Author: Cillian Kieran

Comment on Comment: DuckDuckgo Browser Allows Microsoft Trackers Due To Search Agreement by Cillian Kieran
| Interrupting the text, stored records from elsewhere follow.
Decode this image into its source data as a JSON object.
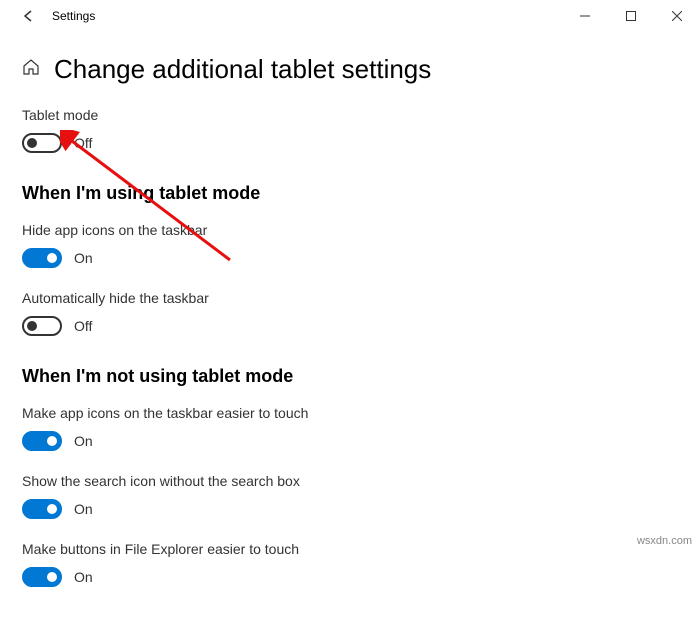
{
  "titlebar": {
    "app_title": "Settings"
  },
  "page": {
    "heading": "Change additional tablet settings"
  },
  "tablet_mode": {
    "label": "Tablet mode",
    "status": "Off"
  },
  "section_using": {
    "heading": "When I'm using tablet mode",
    "hide_icons": {
      "label": "Hide app icons on the taskbar",
      "status": "On"
    },
    "auto_hide": {
      "label": "Automatically hide the taskbar",
      "status": "Off"
    }
  },
  "section_not_using": {
    "heading": "When I'm not using tablet mode",
    "easier_icons": {
      "label": "Make app icons on the taskbar easier to touch",
      "status": "On"
    },
    "search_icon": {
      "label": "Show the search icon without the search box",
      "status": "On"
    },
    "file_explorer": {
      "label": "Make buttons in File Explorer easier to touch",
      "status": "On"
    }
  },
  "watermark": "wsxdn.com"
}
<p><span style=\”color: #333333; font-family: \’Helvetica Neue\’, Helvetica, Arial, sans-serif; font-size: 18px; white-space: pre-line; background-color: #ffffff;\”> The DuckDuckGo disclosure is an opportunity to reflect, for individuals and companies alike. As an individual, who defines what privacy means to you? As an organization, is your internal definition of \”user privacy\” consistent with what your users expect? The DuckDuckGo disclosure is a consequence of a deeper issue: right now in most of the United States, our definitions of privacy—when it is respected, when it is violated—largely come from companies who stand to profit from their proprietary notions of privacy. The disclosure is a potent call for comprehensive consumer privacy legislation, as a means to codify privacy rules via a public institution rather than a business that is tiself playing the game.</span><br style=\”box-sizing: border-box; color: #333333; font-family: \’Helvetica Neue\’, Helvetica, Arial, sans-serif; font-size: 18px; white-space: pre-line; background-color: #ffffff;\” /><span style=\”color: #333333; font-family: \’Helvetica Neue\’, Helvetica, Arial, sans-serif; font-size: 18px; white-space: pre-line; background-color: #ffffff;\”>The variation in privacy definitions is understandable, particularly given the lack of comprehensive consumer privacy law in the U.S. Instead of a public institution determining what constitutes a privacy right or a privacy violation, the most vocal arbiters of privacy are companies that are selling their own notions of privacy for profit.</span><br style=\”box-sizing: border-box; color: #333333; font-family: \’Helvetica Neue\’, Helvetica, Arial, sans-serif; font-size: 18px; white-space: pre-line; background-color: #ffffff;\” /><span style=\”color: #333333; font-family: \’Helvetica Neue\’, Helvetica, Arial, sans-serif; font-size: 18px; white-space: pre-line; background-color: #ffffff;\”>One way to make transparency more than a statement is by supporting the development of open-source software. That is, software projects with source code that anyone can review, collaborate on, and distribute. Open-source software is key to developing fair and privacy-respecting technologies, for several reasons. Any developer can inspect the actual code defining data flows and privacy standards. Developers can also collaborate openly to workshop and refine privacy standards. With the mindset of \”Trust, but verify,\” people outside of a software company don\’t have to take that company\’s word that they\’re following the rules; the outside observers can see for themselves.</span><br style=\”box-sizing: border-box; color: #333333; font-family: \’Helvetica Neue\’, Helvetica, Arial, sans-serif; font-size: 18px; white-space: pre-line; background-color: #ffffff;\” /><span style=\”color: #333333; font-family: \’Helvetica Neue\’, Helvetica, Arial, sans-serif; font-size: 18px; white-space: pre-line; background-color: #ffffff;\”>In addition to implementing approaches like open-source software development, companies must consider their own communications with respect to the current privacy vacuum in the U.S. Developing tools or products with any mention of \”privacy\” means that the stakes are high. Calling yourself a privacy champion is an invitation for users to deeply trust what you offer. Users develop high standards, and there is the visceral backlash as I\’ve observed in the hours since the disclosure. For those of us that are building privacy technologies—whether your customers are people or businesses—we need to recognize the responsibility that comes with branding ourselves \”privacy\” companies. Humans are trusting you to do what you say and—importantly—to not do what you don\’t say. Tucking data practices into legalese does not protect you from real reputational damage.</span><br style=\”box-sizing: border-box; color: #333333; font-family: \’Helvetica Neue\’, Helvetica, Arial, sans-serif; font-size: 18px; white-space: pre-line; background-color: #ffffff;\” /><span style=\”color: #333333; font-family: \’Helvetica Neue\’, Helvetica, Arial, sans-serif; font-size: 18px; white-space: pre-line; background-color: #ffffff;\”>Privacy challenges are technical, legislative, and cultural. Our privacy solutions need to be similarly interdisciplinary. This can look like developing open-source privacy tools, fostering norms where independent audits of technology are healthy and welcome, and enacting comprehensive federal privacy legislation in the U.S.</span></p>